[Data records for software interfaces]
>>

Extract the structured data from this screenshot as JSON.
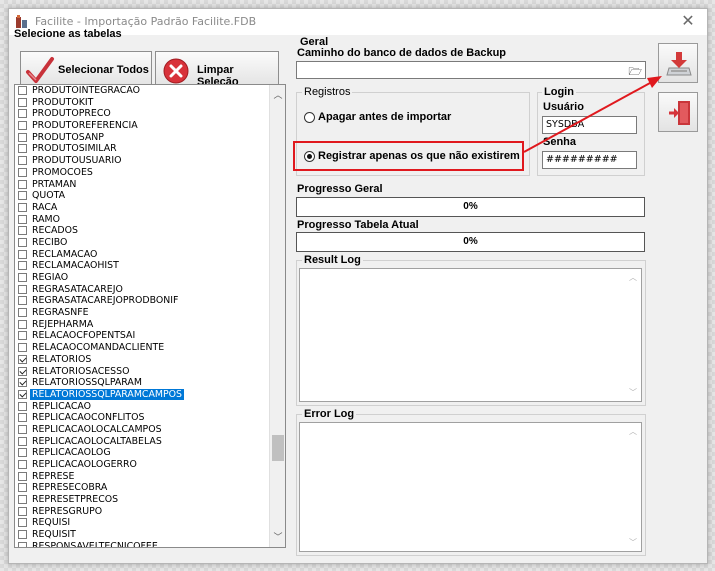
{
  "window": {
    "title": "Facilite - Importação Padrão Facilite.FDB",
    "close_glyph": "✕"
  },
  "left": {
    "label": "Selecione as tabelas",
    "select_all_label": "Selecionar Todos",
    "clear_label": "Limpar Seleção",
    "tables": [
      {
        "name": "PRODUTOINTEGRACAO",
        "checked": false
      },
      {
        "name": "PRODUTOKIT",
        "checked": false
      },
      {
        "name": "PRODUTOPRECO",
        "checked": false
      },
      {
        "name": "PRODUTOREFERENCIA",
        "checked": false
      },
      {
        "name": "PRODUTOSANP",
        "checked": false
      },
      {
        "name": "PRODUTOSIMILAR",
        "checked": false
      },
      {
        "name": "PRODUTOUSUARIO",
        "checked": false
      },
      {
        "name": "PROMOCOES",
        "checked": false
      },
      {
        "name": "PRTAMAN",
        "checked": false
      },
      {
        "name": "QUOTA",
        "checked": false
      },
      {
        "name": "RACA",
        "checked": false
      },
      {
        "name": "RAMO",
        "checked": false
      },
      {
        "name": "RECADOS",
        "checked": false
      },
      {
        "name": "RECIBO",
        "checked": false
      },
      {
        "name": "RECLAMACAO",
        "checked": false
      },
      {
        "name": "RECLAMACAOHIST",
        "checked": false
      },
      {
        "name": "REGIAO",
        "checked": false
      },
      {
        "name": "REGRASATACAREJO",
        "checked": false
      },
      {
        "name": "REGRASATACAREJOPRODBONIF",
        "checked": false
      },
      {
        "name": "REGRASNFE",
        "checked": false
      },
      {
        "name": "REJEPHARMA",
        "checked": false
      },
      {
        "name": "RELACAOCFOPENTSAI",
        "checked": false
      },
      {
        "name": "RELACAOCOMANDACLIENTE",
        "checked": false
      },
      {
        "name": "RELATORIOS",
        "checked": true
      },
      {
        "name": "RELATORIOSACESSO",
        "checked": true
      },
      {
        "name": "RELATORIOSSQLPARAM",
        "checked": true
      },
      {
        "name": "RELATORIOSSQLPARAMCAMPOS",
        "checked": true,
        "selected": true
      },
      {
        "name": "REPLICACAO",
        "checked": false
      },
      {
        "name": "REPLICACAOCONFLITOS",
        "checked": false
      },
      {
        "name": "REPLICACAOLOCALCAMPOS",
        "checked": false
      },
      {
        "name": "REPLICACAOLOCALTABELAS",
        "checked": false
      },
      {
        "name": "REPLICACAOLOG",
        "checked": false
      },
      {
        "name": "REPLICACAOLOGERRO",
        "checked": false
      },
      {
        "name": "REPRESE",
        "checked": false
      },
      {
        "name": "REPRESECOBRA",
        "checked": false
      },
      {
        "name": "REPRESETPRECOS",
        "checked": false
      },
      {
        "name": "REPRESGRUPO",
        "checked": false
      },
      {
        "name": "REQUISI",
        "checked": false
      },
      {
        "name": "REQUISIT",
        "checked": false
      },
      {
        "name": "RESPONSAVELTECNICOFEE",
        "checked": false
      }
    ]
  },
  "geral": {
    "title": "Geral",
    "backup_path_label": "Caminho do banco de dados de Backup",
    "backup_path_value": "",
    "browse_glyph": "🗁"
  },
  "registros": {
    "title": "Registros",
    "option_delete": "Apagar antes de importar",
    "option_register_missing": "Registrar apenas os que não existirem",
    "selected": "option_register_missing"
  },
  "login": {
    "title": "Login",
    "user_label": "Usuário",
    "user_value": "SYSDBA",
    "password_label": "Senha",
    "password_value": "#########"
  },
  "progress": {
    "general_label": "Progresso Geral",
    "general_value": "0%",
    "current_label": "Progresso Tabela Atual",
    "current_value": "0%"
  },
  "logs": {
    "result_label": "Result Log",
    "error_label": "Error Log"
  },
  "colors": {
    "selection": "#0078d7",
    "highlight": "#e0191e"
  }
}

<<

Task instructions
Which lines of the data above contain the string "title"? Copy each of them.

Task solution
    "title": "Facilite - Importação Padrão Facilite.FDB",
    "title": "Geral",
    "title": "Registros",
    "title": "Login",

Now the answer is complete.